** Records follows **
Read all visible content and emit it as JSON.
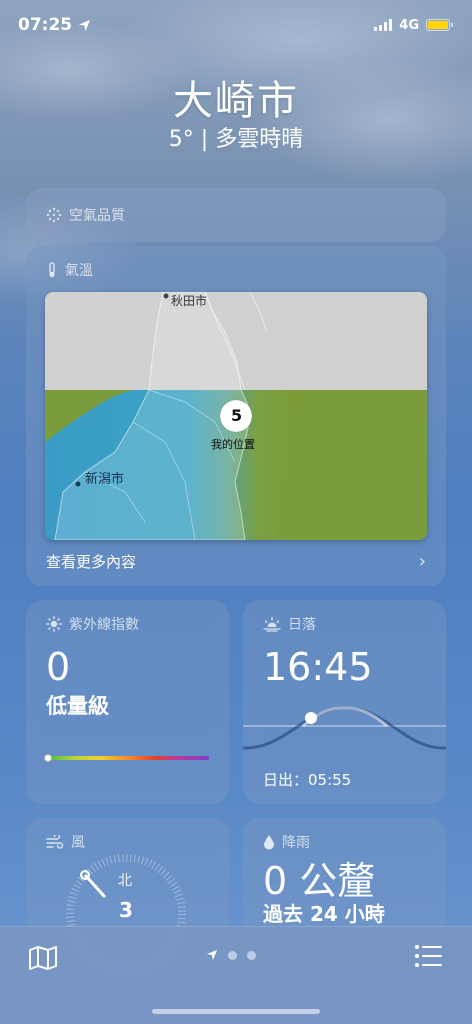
{
  "status": {
    "time": "07:25",
    "network": "4G"
  },
  "location": {
    "city": "大崎市",
    "summary": "5° | 多雲時晴"
  },
  "air_quality": {
    "title": "空氣品質"
  },
  "temperature_map": {
    "title": "氣溫",
    "city_label_1": "秋田市",
    "city_label_2": "新潟市",
    "my_temp": "5",
    "my_label": "我的位置",
    "more": "查看更多內容"
  },
  "uv": {
    "title": "紫外線指數",
    "value": "0",
    "level": "低量級",
    "fraction": 0.0
  },
  "sunset": {
    "title": "日落",
    "time": "16:45",
    "sunrise": "日出：05:55"
  },
  "wind": {
    "title": "風",
    "north": "北",
    "speed": "3"
  },
  "rain": {
    "title": "降雨",
    "amount": "0 公釐",
    "period": "過去 24 小時"
  },
  "colors": {
    "battery": "#ffd60a",
    "map_cold": "#3b97c2",
    "map_mild": "#7c9a3c"
  }
}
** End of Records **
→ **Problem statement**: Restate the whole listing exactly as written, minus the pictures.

→ **Output below**:
Read all visible content and emit it as JSON.
{
  "status": {
    "time": "07:25",
    "network": "4G"
  },
  "location": {
    "city": "大崎市",
    "summary": "5° | 多雲時晴"
  },
  "air_quality": {
    "title": "空氣品質"
  },
  "temperature_map": {
    "title": "氣溫",
    "city_label_1": "秋田市",
    "city_label_2": "新潟市",
    "my_temp": "5",
    "my_label": "我的位置",
    "more": "查看更多內容"
  },
  "uv": {
    "title": "紫外線指數",
    "value": "0",
    "level": "低量級",
    "fraction": 0.0
  },
  "sunset": {
    "title": "日落",
    "time": "16:45",
    "sunrise": "日出：05:55"
  },
  "wind": {
    "title": "風",
    "north": "北",
    "speed": "3"
  },
  "rain": {
    "title": "降雨",
    "amount": "0 公釐",
    "period": "過去 24 小時"
  },
  "colors": {
    "battery": "#ffd60a",
    "map_cold": "#3b97c2",
    "map_mild": "#7c9a3c"
  }
}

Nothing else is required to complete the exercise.